In an age before surnames John of Cornwall was one of the first Cornish literary ‘greats’. A theologian, he studied in Paris before returning to Britain and teaching at Oxford. By 1197 he was archdeacon of Worcester but had been twice turned down for the post of bishop of St David’s in Wales. He was … Continue reading John of Cornwall and the prophecies of Merlin

Thomasine Bonaventure: the true story

Richard Carew was the first to record the story of Thomasine Bonaventure, a poor young shepherdess of Week St Mary in north Cornwall, who was carried off to London by a rich merchant who happened to be passing. He wrote that he ‘saw her, heeded her, liked her, begged her of her poor parents, and … Continue reading Thomasine Bonaventure: the true story

Were Cornish kings will o’ the wisps?

Search online for ‘kings of Cornwall’ and you’ll find impressive lists of Cornish kings in its period of independence and even afterwards down to the 1000s. The only problem is that most of these kings reside only as names in ambiguous Welsh genealogical lists. Although resting on earlier but now lost texts, these bare roll … Continue reading Were Cornish kings will o’ the wisps?

The lost city of Langarrow or Langona

Even though the weather today in Cornwall is a bit breezy, the hail showers stinging the shoppers battling their way through the largely deserted town centres, it’s nothing compared to a storm that occurred many, many centuries ago.

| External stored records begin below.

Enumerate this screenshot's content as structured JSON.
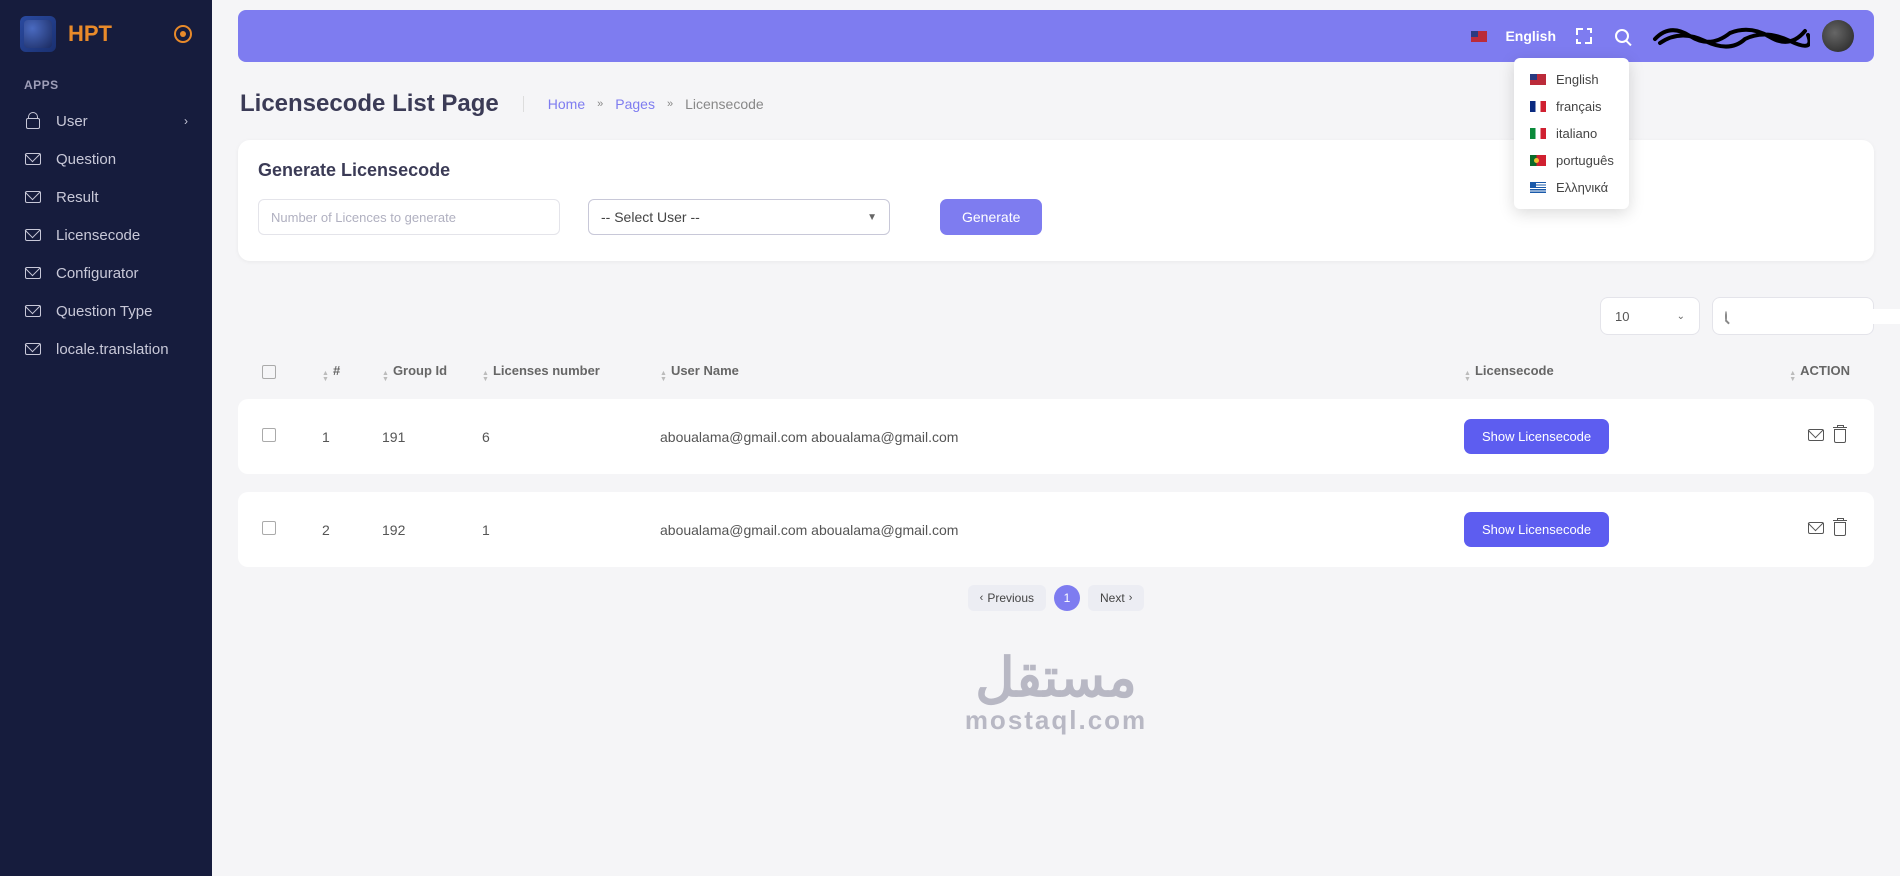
{
  "brand": {
    "name": "HPT"
  },
  "sidebar": {
    "section_title": "APPS",
    "items": [
      {
        "label": "User",
        "icon": "lock",
        "has_children": true
      },
      {
        "label": "Question",
        "icon": "mail",
        "has_children": false
      },
      {
        "label": "Result",
        "icon": "mail",
        "has_children": false
      },
      {
        "label": "Licensecode",
        "icon": "mail",
        "has_children": false
      },
      {
        "label": "Configurator",
        "icon": "mail",
        "has_children": false
      },
      {
        "label": "Question Type",
        "icon": "mail",
        "has_children": false
      },
      {
        "label": "locale.translation",
        "icon": "mail",
        "has_children": false
      }
    ]
  },
  "topbar": {
    "language_current": "English",
    "languages": [
      {
        "label": "English",
        "code": "us"
      },
      {
        "label": "français",
        "code": "fr"
      },
      {
        "label": "italiano",
        "code": "it"
      },
      {
        "label": "português",
        "code": "pt"
      },
      {
        "label": "Ελληνικά",
        "code": "gr"
      }
    ]
  },
  "page": {
    "title": "Licensecode List Page",
    "breadcrumb": {
      "home": "Home",
      "mid": "Pages",
      "current": "Licensecode"
    }
  },
  "generate_card": {
    "title": "Generate Licensecode",
    "input_placeholder": "Number of Licences to generate",
    "select_placeholder": "-- Select User --",
    "button": "Generate"
  },
  "table": {
    "page_size": "10",
    "columns": {
      "num": "#",
      "group": "Group Id",
      "licenses": "Licenses number",
      "user": "User Name",
      "code": "Licensecode",
      "action": "ACTION"
    },
    "show_button": "Show Licensecode",
    "rows": [
      {
        "num": "1",
        "group": "191",
        "licenses": "6",
        "user": "aboualama@gmail.com aboualama@gmail.com"
      },
      {
        "num": "2",
        "group": "192",
        "licenses": "1",
        "user": "aboualama@gmail.com aboualama@gmail.com"
      }
    ]
  },
  "pagination": {
    "previous": "Previous",
    "next": "Next",
    "current": "1"
  },
  "watermark": {
    "arabic": "مستقل",
    "latin": "mostaql.com"
  }
}
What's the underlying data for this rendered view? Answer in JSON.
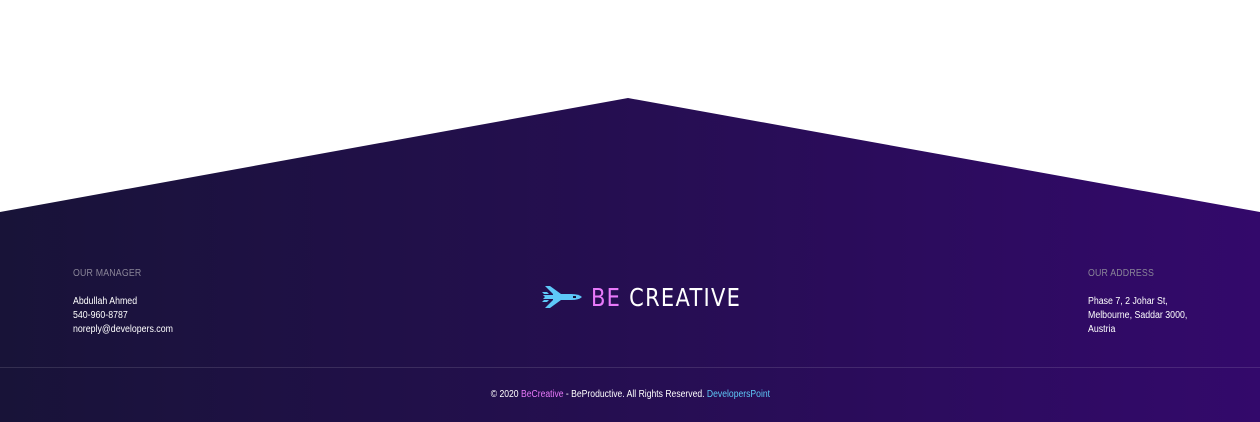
{
  "colors": {
    "gradient_start": "#181338",
    "gradient_end": "#33096b",
    "accent_pink": "#e879f9",
    "accent_cyan": "#5ec8f8",
    "heading_gray": "#8a8598"
  },
  "manager": {
    "heading": "OUR MANAGER",
    "name": "Abdullah Ahmed",
    "phone": "540-960-8787",
    "email": "noreply@developers.com"
  },
  "brand": {
    "icon": "space-shuttle-icon",
    "part1": "BE",
    "part2": "CREATIVE"
  },
  "address": {
    "heading": "OUR ADDRESS",
    "line1": "Phase 7, 2 Johar St,",
    "line2": "Melbourne, Saddar 3000,",
    "line3": "Austria"
  },
  "copyright": {
    "prefix": "© 2020 ",
    "brand_link": "BeCreative",
    "middle": " - BeProductive. All Rights Reserved. ",
    "dev_link": "DevelopersPoint"
  }
}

Davies Gilbert, in his History of Cornwall, relates a belief in the district of Perranporth that there … Continue reading The lost city of Langarrow or Langona